Data about app and page elements
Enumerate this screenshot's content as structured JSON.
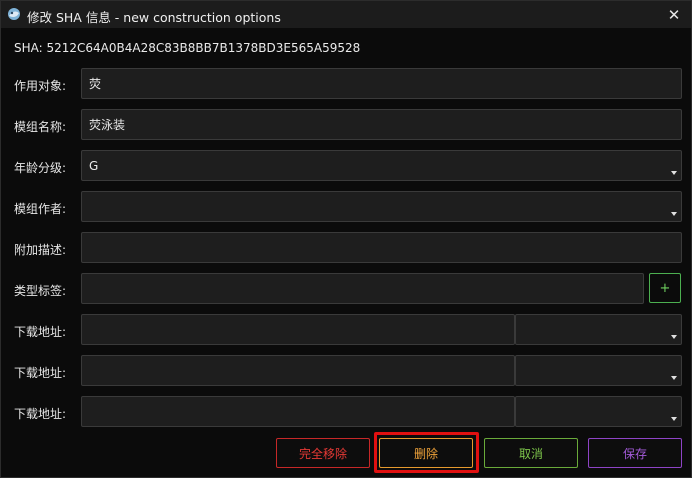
{
  "window": {
    "title": "修改 SHA 信息 - new construction options",
    "close_glyph": "✕"
  },
  "sha": "SHA: 5212C64A0B4A28C83B8BB7B1378BD3E565A59528",
  "fields": {
    "target": {
      "label": "作用对象:",
      "value": "荧"
    },
    "mod_name": {
      "label": "模组名称:",
      "value": "荧泳装"
    },
    "age_rating": {
      "label": "年龄分级:",
      "value": "G"
    },
    "mod_author": {
      "label": "模组作者:",
      "value": ""
    },
    "description": {
      "label": "附加描述:",
      "value": ""
    },
    "type_tags": {
      "label": "类型标签:",
      "value": "",
      "add_label": "+"
    },
    "downloads": [
      {
        "label": "下载地址:",
        "url": "",
        "source": ""
      },
      {
        "label": "下载地址:",
        "url": "",
        "source": ""
      },
      {
        "label": "下载地址:",
        "url": "",
        "source": ""
      }
    ]
  },
  "buttons": {
    "remove_all": "完全移除",
    "delete": "删除",
    "cancel": "取消",
    "save": "保存"
  },
  "colors": {
    "remove_all": "#e53935",
    "delete": "#f0a33a",
    "cancel": "#7cc34a",
    "save": "#a35ad8",
    "highlight": "#e01010"
  },
  "icons": {
    "app": "app-logo-icon",
    "close": "close-icon",
    "dropdown": "chevron-down-icon"
  }
}
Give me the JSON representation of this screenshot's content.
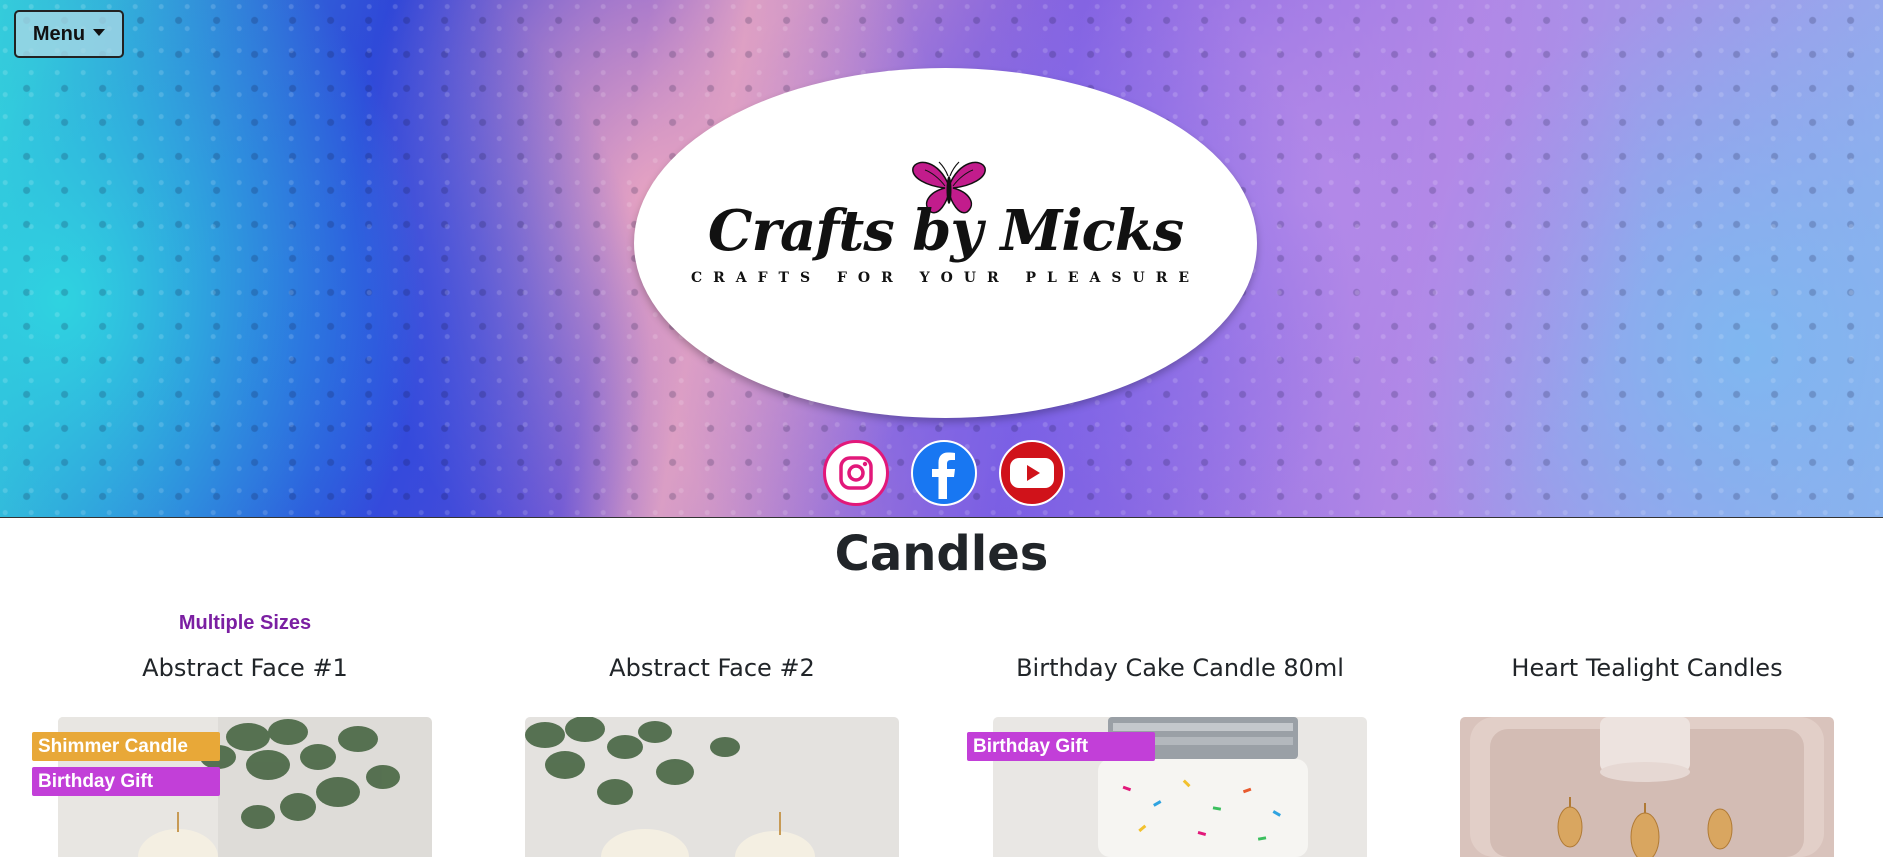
{
  "header": {
    "menu_label": "Menu",
    "logo_script": "Crafts by Micks",
    "logo_tagline": "CRAFTS FOR YOUR PLEASURE",
    "socials": [
      "instagram-icon",
      "facebook-icon",
      "youtube-icon"
    ]
  },
  "page": {
    "title": "Candles"
  },
  "products": [
    {
      "sizes_note": "Multiple Sizes",
      "name": "Abstract Face #1",
      "badges": [
        {
          "label": "Shimmer Candle",
          "color": "#e8a838"
        },
        {
          "label": "Birthday Gift",
          "color": "#c23fd8"
        }
      ]
    },
    {
      "sizes_note": "",
      "name": "Abstract Face #2",
      "badges": []
    },
    {
      "sizes_note": "",
      "name": "Birthday Cake Candle 80ml",
      "badges": [
        {
          "label": "Birthday Gift",
          "color": "#c23fd8"
        }
      ]
    },
    {
      "sizes_note": "",
      "name": "Heart Tealight Candles",
      "badges": []
    }
  ],
  "colors": {
    "sizes_note": "#7b1fa2",
    "shimmer_badge": "#e8a838",
    "birthday_badge": "#c23fd8",
    "instagram": "#e2187a",
    "facebook": "#1877f2",
    "youtube": "#d0121a"
  }
}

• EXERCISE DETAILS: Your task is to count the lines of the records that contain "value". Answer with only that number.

• RESPONSE: 6